Galveston County, Texas, is no longer famous solely for the hurricane that devastated the area killing an estimated 8,000 people in September 1908, the deadliest natural disaster ever to strike the US. Now the county is cited as an alternative ‘Texas’ model for fixing Social Security.
Presidential candidate and Texas Governor Rick Perry drew national attention to Galveston when he described Social Security as a “Ponzi scheme” and praised the three Texas counties that opted out in 1981: Matagorda and Brazoria, besides Galveston, the most important of the three. “People in Texas are very independent. They stepped out and challenged the system,” explained Rick Gornto to the Texas Tribune newspaper, which went there to report on the local scheme called the ‘alternate plan’.
Gornto designed it and is the president of First Financial Benefits, the company that manages the retirement accounts. It is not possible to follow their example today because the exemption that allowed municipal governments to form their own alternative retirement plans was eliminated in 1983. But the discussion about their motives and the outcomes is very much alive and kicking as the US debates Social Security reform.
“When I was county judge in 1979, many county workers were concerned about the soundness of Social Security, as many people are today,” says the retired Galveston County Judge Ray Holbrook. “We could either stay with it, and its inevitable tax increases and higher retirement ages, or find a better way. We sought an ‘alternative plan’ that provided the same or better benefits, required no tax increases and was risk free. Furthermore, we wanted the benefits to be like a savings account that could be passed on to family members upon death. Our plan, put together by financial experts, was a ‘banking model’ rather than an ‘investment model’.
The alternate plan works like private individual saving accounts: employees contribute 6.1% of their gross pay, with the county contributing 7.8%, more or less as with the Social Security. First Financial Benefits invests the accounts conservatively, through external money managers who guarantee a minimum annual interest rate, currently 3.75%. At the end of 2010 the plan had $62.1m (€39.7m) assets, managed mostly by American United Life, an insurance company based in Austin, Texas.
Over the last decade, the accounts have earned an average 5% per year. At retirement, employees can choose to take the money in a lump sum, monthly benefits for a predetermined time, or a lifetime annuity. The plan also offers disability and life insurance. The system was voluntary at the beginning, when 70% adopted it, although it later became mandatory. It has around 1,500 participants. First Financial Benefits has calculated the following level of benefits based on 40 years of contributions: $1,826 a month for a lower-middle-income worker making an annual salary of about $26,000, versus $1,007 under Social Security; $3,600 for a middle-income worker making $51,200 versus $1,540 monthly from Social Security; and $5,000-6,000 a month for a high-income worker who maxed out on his Social Security contribution every year, instead of about $2,500 a month from Social Security.

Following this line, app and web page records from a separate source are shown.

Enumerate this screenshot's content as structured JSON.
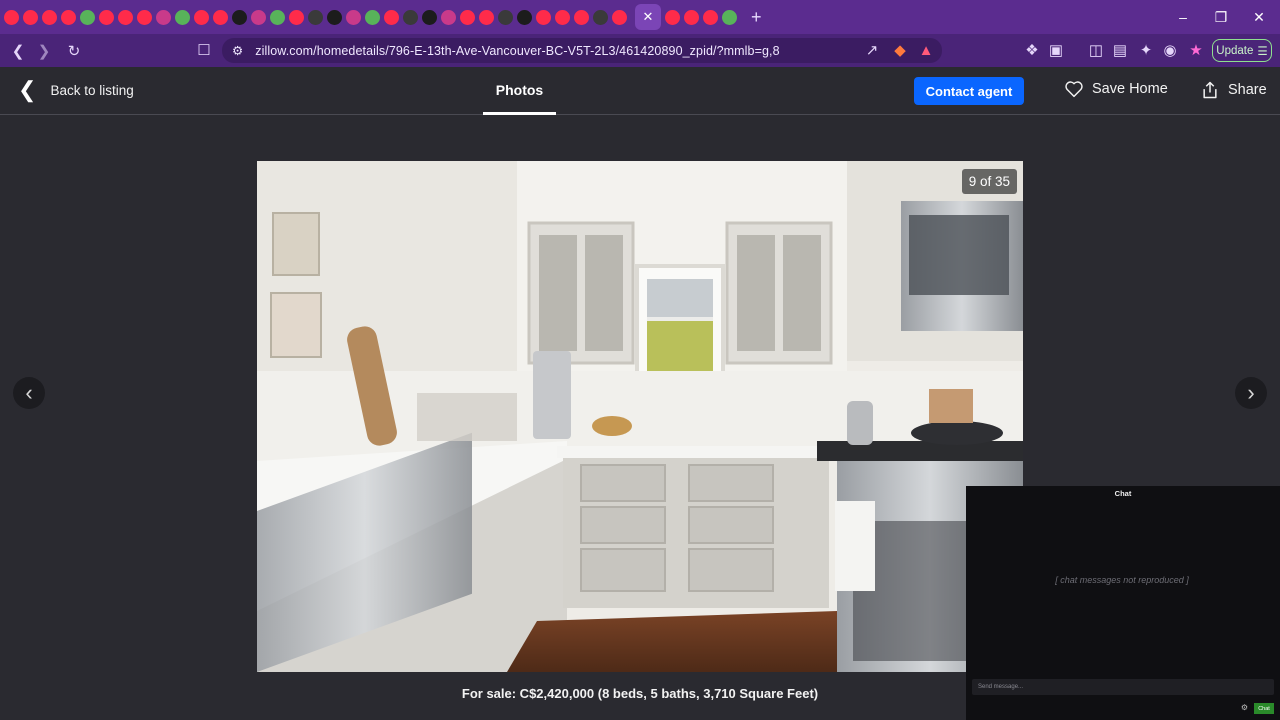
{
  "browser": {
    "url": "zillow.com/homedetails/796-E-13th-Ave-Vancouver-BC-V5T-2L3/461420890_zpid/?mmlb=g,8",
    "update_label": "Update",
    "active_tab_close": "✕",
    "new_tab": "+"
  },
  "header": {
    "back_label": "Back to listing",
    "photos_tab": "Photos",
    "contact_label": "Contact agent",
    "save_label": "Save Home",
    "share_label": "Share"
  },
  "photo": {
    "counter": "9 of 35",
    "caption": "For sale: C$2,420,000 (8 beds, 5 baths, 3,710 Square Feet)"
  },
  "chat": {
    "title": "Chat",
    "input_placeholder": "Send message...",
    "send_label": "Chat"
  },
  "colors": {
    "tabstrip": "#5b2c8f",
    "toolbar": "#4a2478",
    "page_bg": "#2a2a30",
    "contact_button": "#0a66ff"
  }
}
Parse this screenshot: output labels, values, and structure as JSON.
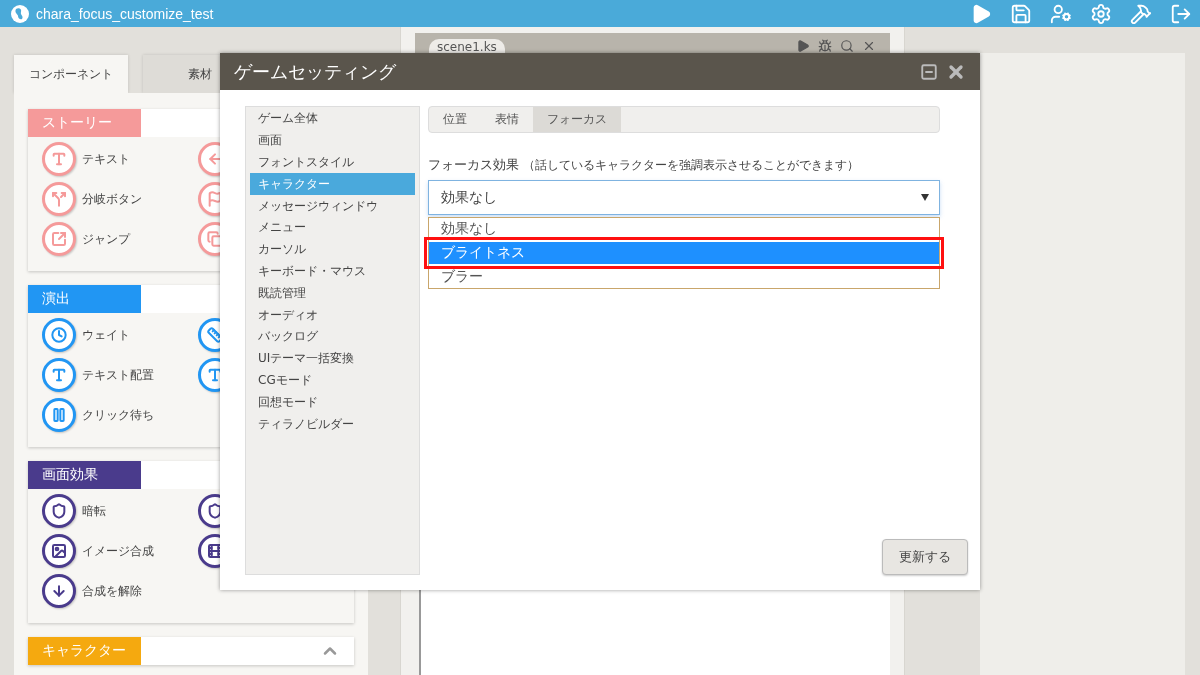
{
  "app_bar": {
    "title": "chara_focus_customize_test"
  },
  "left_panel": {
    "tabs": [
      {
        "label": "コンポーネント",
        "selected": true
      },
      {
        "label": "素材",
        "selected": false
      }
    ],
    "sections": [
      {
        "title": "ストーリー",
        "color": "#f59a9a",
        "items": [
          {
            "kind": "labeled",
            "label": "テキスト"
          },
          {
            "kind": "covered"
          },
          {
            "kind": "labeled",
            "label": "分岐ボタン"
          },
          {
            "kind": "covered"
          },
          {
            "kind": "labeled",
            "label": "ジャンプ"
          },
          {
            "kind": "covered"
          }
        ]
      },
      {
        "title": "演出",
        "color": "#2196f3",
        "items": [
          {
            "kind": "labeled",
            "label": "ウェイト"
          },
          {
            "kind": "covered"
          },
          {
            "kind": "labeled",
            "label": "テキスト配置"
          },
          {
            "kind": "covered"
          },
          {
            "kind": "labeled",
            "label": "クリック待ち"
          }
        ]
      },
      {
        "title": "画面効果",
        "color": "#4a3b8c",
        "items": [
          {
            "kind": "labeled",
            "label": "暗転"
          },
          {
            "kind": "covered"
          },
          {
            "kind": "labeled",
            "label": "イメージ合成"
          },
          {
            "kind": "covered"
          },
          {
            "kind": "labeled",
            "label": "合成を解除"
          }
        ]
      },
      {
        "title": "キャラクター",
        "color": "#f5a90f"
      }
    ]
  },
  "editor": {
    "tab": "scene1.ks"
  },
  "dialog": {
    "title": "ゲームセッティング",
    "menu": [
      {
        "label": "ゲーム全体",
        "selected": false
      },
      {
        "label": "画面",
        "selected": false
      },
      {
        "label": "フォントスタイル",
        "selected": false
      },
      {
        "label": "キャラクター",
        "selected": true
      },
      {
        "label": "メッセージウィンドウ",
        "selected": false
      },
      {
        "label": "メニュー",
        "selected": false
      },
      {
        "label": "カーソル",
        "selected": false
      },
      {
        "label": "キーボード・マウス",
        "selected": false
      },
      {
        "label": "既読管理",
        "selected": false
      },
      {
        "label": "オーディオ",
        "selected": false
      },
      {
        "label": "バックログ",
        "selected": false
      },
      {
        "label": "UIテーマ一括変換",
        "selected": false
      },
      {
        "label": "CGモード",
        "selected": false
      },
      {
        "label": "回想モード",
        "selected": false
      },
      {
        "label": "ティラノビルダー",
        "selected": false
      }
    ],
    "tabs": [
      {
        "label": "位置",
        "selected": false
      },
      {
        "label": "表情",
        "selected": false
      },
      {
        "label": "フォーカス",
        "selected": true
      }
    ],
    "field": {
      "label": "フォーカス効果",
      "hint": "（話しているキャラクターを強調表示させることができます）",
      "value": "効果なし",
      "expanded": true,
      "options": [
        {
          "label": "効果なし",
          "highlighted": false,
          "outlined": false
        },
        {
          "label": "ブライトネス",
          "highlighted": true,
          "outlined": true
        },
        {
          "label": "ブラー",
          "highlighted": false,
          "outlined": false
        }
      ]
    },
    "button": "更新する"
  }
}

However, many Galveston County retirees took advantage of the option to withdraw money from their accounts, so benefits were reduced - that option was withdrawn in 2005. Another problem is that if retirees do not choose a lifetime annuity, they could outlive their benefits: Gornto and Holbrook advised lawmakers who want to copy the Texas model to remove the option to take out a lump sum.
But could the alternate plan really become the model for reforming Social Security nationally? Yes, says Merrill Matthews, a resident scholar with the Institute for Policy Innovation in Dallas. But Democrats and the President Barack Obama do not even want to discuss any privatisation of Social Security.
Apart from in these Texas counties, only the Amish of the ‘Old Order’ Christian communities have succeeded in staying out of the Social Security system. Their religion does not allow buying insurance plans. They believe in taking care of themselves and do not take advantage of any government-sponsored programmes, including Medicare and unemployment benefit. Because Social Security is called old age, survivors, and disability insurance, the Amish obtained an exemption by President Lyndon B Johnson in 1965.